The demand was made in a nine-point charter of consumer demands placed at the discussion titled, ‘Trans Fat in Foods, Heart Disease Risks and Necessary Actions: Consumer’s Perspective’, at the Cirdap auditorium.
Consumer’s Association of Bangladesh (CAB), National Heart Foundation of Bangladesh (NHFB) and PROGGA (Knowledge for Progress) jointly organised the programme in association with Global Health Advocacy Incubator (GHAI).
Industries Minister Nurul Majid Mahmud Humayun who spoke at the function as the chief guest said his ministry will take steps within soon for eliminating trans fat from foods.

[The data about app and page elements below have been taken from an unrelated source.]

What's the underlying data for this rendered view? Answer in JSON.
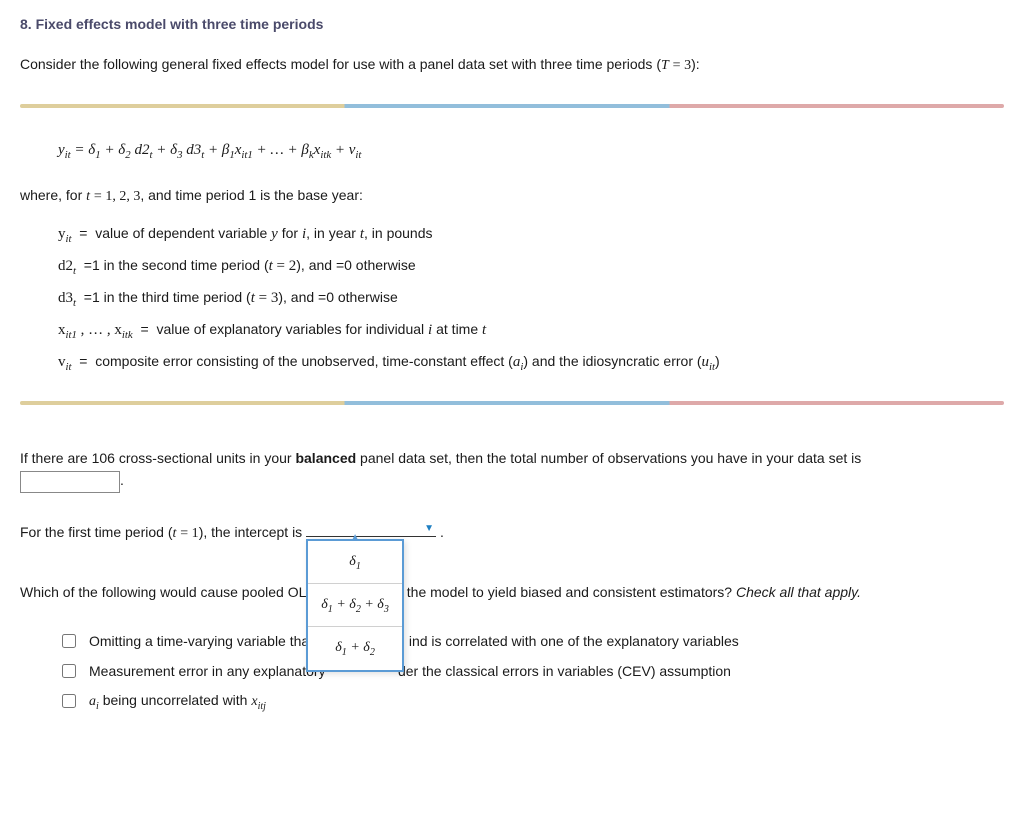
{
  "title": "8. Fixed effects model with three time periods",
  "intro": "Consider the following general fixed effects model for use with a panel data set with three time periods (T = 3):",
  "equation_html": "y<span class='sub'>it</span> = δ<span class='sub'>1</span> + δ<span class='sub'>2</span> d2<span class='sub'>t</span> + δ<span class='sub'>3</span> d3<span class='sub'>t</span> + β<span class='sub'>1</span>x<span class='sub'>it1</span> + … + β<span class='sub'>k</span>x<span class='sub'>itk</span> + v<span class='sub'>it</span>",
  "where_line": "where, for t = 1, 2, 3, and time period 1 is the base year:",
  "defs": {
    "d1": "y<span class='sub ital'>it</span><span class='txtpart'> &nbsp;=&nbsp; value of dependent variable </span><span class='ital'>y</span><span class='txtpart'> for </span><span class='ital'>i</span><span class='txtpart'>, in year </span><span class='ital'>t</span><span class='txtpart'>, in pounds</span>",
    "d2": "d2<span class='sub ital'>t</span><span class='txtpart'> &nbsp;=1 in the second time period (</span><span class='ital'>t</span> = 2<span class='txtpart'>), and =0 otherwise</span>",
    "d3": "d3<span class='sub ital'>t</span><span class='txtpart'> &nbsp;=1 in the third time period (</span><span class='ital'>t</span> = 3<span class='txtpart'>), and =0 otherwise</span>",
    "d4": "x<span class='sub ital'>it1</span> , … , x<span class='sub ital'>itk</span><span class='txtpart'> &nbsp;=&nbsp; value of explanatory variables for individual </span><span class='ital'>i</span><span class='txtpart'> at time </span><span class='ital'>t</span>",
    "d5": "v<span class='sub ital'>it</span><span class='txtpart'> &nbsp;=&nbsp; composite error consisting of the unobserved, time-constant effect (</span><span class='ital'>a<span class='sub'>i</span></span><span class='txtpart'>) and the idiosyncratic error (</span><span class='ital'>u<span class='sub'>it</span></span><span class='txtpart'>)</span>"
  },
  "q1_pre": "If there are 106 cross-sectional units in your ",
  "q1_bold": "balanced",
  "q1_post": " panel data set, then the total number of observations you have in your data set is",
  "q1_input_value": "",
  "q1_suffix": ".",
  "q2_pre": "For the first time period (",
  "q2_t": "t = 1",
  "q2_mid": "), the intercept is ",
  "q2_suffix": " .",
  "dropdown_opts": {
    "o1": "δ<span class='sub'>1</span>",
    "o2": "δ<span class='sub'>1</span> + δ<span class='sub'>2</span> + δ<span class='sub'>3</span>",
    "o3": "δ<span class='sub'>1</span> + δ<span class='sub'>2</span>"
  },
  "q3_pre": "Which of the following would cause pooled OLS estimation of the model to yield biased and consistent estimators? ",
  "q3_instr": "Check all that apply.",
  "opts": {
    "o1": "Omitting a time-varying variable that changes over time and is correlated with one of the explanatory variables",
    "o2": "Measurement error in any explanatory variable under the classical errors in variables (CEV) assumption",
    "o3_html": "<span class='ital serif'>a<span class='sub'>i</span></span> being uncorrelated with <span class='ital serif'>x<span class='sub'>itj</span></span>"
  }
}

The nine-point charter includes determining the maximum permissible level of trans-fat in all food products to 2 percent, banning production, import, marketing and use of dalda/bonospoti which is the prime source of trans fat, amending the ‘Packaged Food Labeling Regulations, 2017’, directing producers to notify with specific logo for trans fat-free (2pc) food, eliminating the scope of deceiving them with false declarations about trans fat on the packaging of food products, strictly monitoring advertisements and promotions, installing advanced laboratory/equipment and recruiting people to measure the level of trans fats in foods, carrying out regular surveillance tests to monitor the trans-fat levels in food products and making the results available on website.
Capacity building of officials concerned and motivating them for effective implementation of trans fat regulations and creating awareness among consumers about the health risks of trans fats through mass publicity are also among the demands.
In his speech, Minister Nurul Majid Mahmud Humayun said, “The nine-point charter of consumer demands will be implemented within a short period for safeguarding the public health.”
He also said the age-old acts will be amended and updated if necessary to regulate the trans fat.
Muhammad Ruhul Quddus, Public Health Specialist and Country Coordinator of GHAI, said if trans fat is not eliminated, countries that import goods from Bangladesh will stop buying those.
Monzur Morshed Ahmed, member of Bangladesh Food Safety Authority (BFSA), said the authorities have decided to fix the permissible limit for trans fats at 2 percent.
A technical committee has already commenced their activity for this purpose, he said.
National Professor Brigadier (retd) Abdul Malik, Founder and President of the NHFB, said trans fat in foods must be eliminated to reduce the prevalence of non-communicable diseases.
The government and the consumer associations need to work together to meet the target set by the World Health Organization (WHO) of eliminating trans fat by 2023, said CAB President Ghulam Rahman.
The key speakers of the programme were Prof Dr Sohel Reza Choudhury, Epidemiology and Research Department of NHFB; Md Hasan Shahriar, director and head of program, PROGGA; and Ahmed Ekramullah, program coordinator, CAB.
Md Muazzem Hossain, director general of Bangladesh Standards and Testing Institution (BSTI); Dr Habibur Rahman, Line Director NCDC at the Directorate General of Health Services; Advocate Humayun Kabir Bhuiyan, CAB general secretary; and ABM Zubair, executive director of PROGGA, were, among others, present.